How do I stop microphone phasing?
If you are using two microphones on a signal and you notice they are out of phase, you might want to try a more phase-coherent microphone set up, such as:
- XY Stereo
- AB Stereo
- Mid-Side Stereo
XY Stereo is one of the simplest and most phase-coherent microphone techniques around. Simply position two cardioid microphones at right angles while keeping the front capsules aligned. Typically, engineers will use small-diaphragm condensers for this type of microphone set up.
This mic set up is wonderful for close-mic applications, especially if you don’t need your stereo image to sit wide.
If you want to mic something from a medium distance without worrying about phase, you might want to consider the AB Stereo technique. The AB technique uses a set of cardioid or omnidirectional microphones that are aligned parallel to one another.
This particular microphone technique is wonderful for tracking groups of vocalists or the room around a drum set.
The mid-side stereo technique is pretty much known for its phase-coherent qualities. All you need to set up the mid-side stereo technique is a cardioid microphone, which will act as the middle or “mid” microphone and a figure-eight microphone that will act as the side microphone.
Arrange your figure-eight microphone so that it is facing the left and right. Next, place your cardioid microphone on top of the figure-eight microphone and direct the face of it towards the sound source.
Once you have recorded both of your signals in your DAW, you duplicate your side microphone and flip the phase. Pan the non-flipped channel to the left and the inverted or flipped channel to the right.
This microphone technique will give you a wide stereo image without any phase issues.
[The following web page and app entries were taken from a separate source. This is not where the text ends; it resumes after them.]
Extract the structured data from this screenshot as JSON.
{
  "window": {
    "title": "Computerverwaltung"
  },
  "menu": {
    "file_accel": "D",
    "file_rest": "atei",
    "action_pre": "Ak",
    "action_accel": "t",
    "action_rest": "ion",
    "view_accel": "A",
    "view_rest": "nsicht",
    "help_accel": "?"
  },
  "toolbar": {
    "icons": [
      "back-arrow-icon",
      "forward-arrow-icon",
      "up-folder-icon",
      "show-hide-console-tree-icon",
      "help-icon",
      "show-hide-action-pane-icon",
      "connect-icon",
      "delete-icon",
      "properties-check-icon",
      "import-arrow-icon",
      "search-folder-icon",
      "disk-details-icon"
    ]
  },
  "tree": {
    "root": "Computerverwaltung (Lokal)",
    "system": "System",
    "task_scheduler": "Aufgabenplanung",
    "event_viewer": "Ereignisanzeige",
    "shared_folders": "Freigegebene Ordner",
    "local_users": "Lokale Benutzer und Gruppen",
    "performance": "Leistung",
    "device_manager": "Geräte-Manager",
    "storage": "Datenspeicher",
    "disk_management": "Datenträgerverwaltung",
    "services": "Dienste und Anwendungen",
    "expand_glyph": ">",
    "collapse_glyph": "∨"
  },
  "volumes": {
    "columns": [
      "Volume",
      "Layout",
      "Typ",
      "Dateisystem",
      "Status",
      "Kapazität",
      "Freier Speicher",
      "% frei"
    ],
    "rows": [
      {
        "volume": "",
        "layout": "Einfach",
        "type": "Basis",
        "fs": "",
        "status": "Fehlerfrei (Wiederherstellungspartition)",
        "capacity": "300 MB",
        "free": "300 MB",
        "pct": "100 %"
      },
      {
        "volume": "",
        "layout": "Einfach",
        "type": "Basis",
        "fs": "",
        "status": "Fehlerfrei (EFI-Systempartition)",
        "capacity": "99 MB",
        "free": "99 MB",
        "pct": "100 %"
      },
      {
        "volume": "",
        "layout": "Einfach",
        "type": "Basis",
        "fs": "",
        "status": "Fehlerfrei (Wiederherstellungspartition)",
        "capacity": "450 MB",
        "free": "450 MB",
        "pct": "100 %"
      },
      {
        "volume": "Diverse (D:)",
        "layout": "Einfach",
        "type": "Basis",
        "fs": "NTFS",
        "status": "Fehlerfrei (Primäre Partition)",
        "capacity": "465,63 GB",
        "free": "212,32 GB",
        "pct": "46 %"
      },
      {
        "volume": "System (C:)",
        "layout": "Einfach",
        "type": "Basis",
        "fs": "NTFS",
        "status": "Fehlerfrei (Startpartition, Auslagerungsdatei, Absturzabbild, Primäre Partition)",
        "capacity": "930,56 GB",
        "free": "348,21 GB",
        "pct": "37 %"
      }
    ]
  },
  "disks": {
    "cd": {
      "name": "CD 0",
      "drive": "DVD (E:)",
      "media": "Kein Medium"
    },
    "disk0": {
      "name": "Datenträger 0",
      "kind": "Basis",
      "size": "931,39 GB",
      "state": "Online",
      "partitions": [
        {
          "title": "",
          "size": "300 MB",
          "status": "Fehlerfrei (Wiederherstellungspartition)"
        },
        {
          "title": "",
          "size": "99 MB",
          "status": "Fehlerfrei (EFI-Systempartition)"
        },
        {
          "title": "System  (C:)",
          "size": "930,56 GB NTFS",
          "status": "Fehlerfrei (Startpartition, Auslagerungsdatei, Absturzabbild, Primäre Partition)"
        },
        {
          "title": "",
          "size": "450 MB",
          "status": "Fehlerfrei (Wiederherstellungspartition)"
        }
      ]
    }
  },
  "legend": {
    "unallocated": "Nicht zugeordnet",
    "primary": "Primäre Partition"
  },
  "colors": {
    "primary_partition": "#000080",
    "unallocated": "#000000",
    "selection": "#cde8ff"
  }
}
Utilizing the 3:1 Rule
If you are planning on miking a distant sound source with more than one microphone, we recommend using the 3:1 rule, as it can help get rid of interference and phase cancellation.
The 3:1 rule says
For every unit of distance that a microphone is from a sound source, the microphone that is closest to it should be placed at least three times that distance.
If you have a microphone one foot away from your sound source, for example, you should place the next microphone three feet away from the first microphone while keeping your capsules on the same plane.
Sometimes single microphones can experience phase problems as well.
Sound takes roughly a millisecond to travel one foot, meaning we must be cautious about the differences in time between the direct signal hitting a microphone and room reflections of that signal hitting the microphone.
One great example of this comes from when we close-mic electric guitar cabinets with a single microphone. The majority of the sound is picked up from the signal leaving the speaker and hitting the microphone capsule. However, that same microphone capsule will also pick up reflections from the floor underneath it, especially if your flooring utilizes reflective material, such as vinyl, concrete, or wood.
One of the best ways to remedy these time differences is to soak up the reflections with room treatments. You can use rugs, foam, or acoustic panels to tame reflections in the room, which will help minimize microphone phasing. You can also refrain from recording too close to reflective surfaces.
As a rule of thumb, it is usually best to record at least a few feet away from any reflective surfaces in a room, if possible.
Using Phase To Your Advantage
Not all phase problems need to be addressed. In fact, sometimes, phase can be used to enhance a mix.
Let’s take the example of two microphones placed on a guitar cabinet. Those two microphones could be used to add a unique texture or color to the tone of the instrument. You can manipulate the blend between the two microphones to create a sound that catches the ear.
Many engineers use phase cancellation to create depth. If you multi-mic a drum kit with many microphones that have complex phase relationships, this could end up smearing the transients, leaving you with a nice kit blend that sits back in the mix a bit better.
When it comes to phase, there isn’t one golden rule to follow. Make sure that you are always A/B’ing the decisions that you make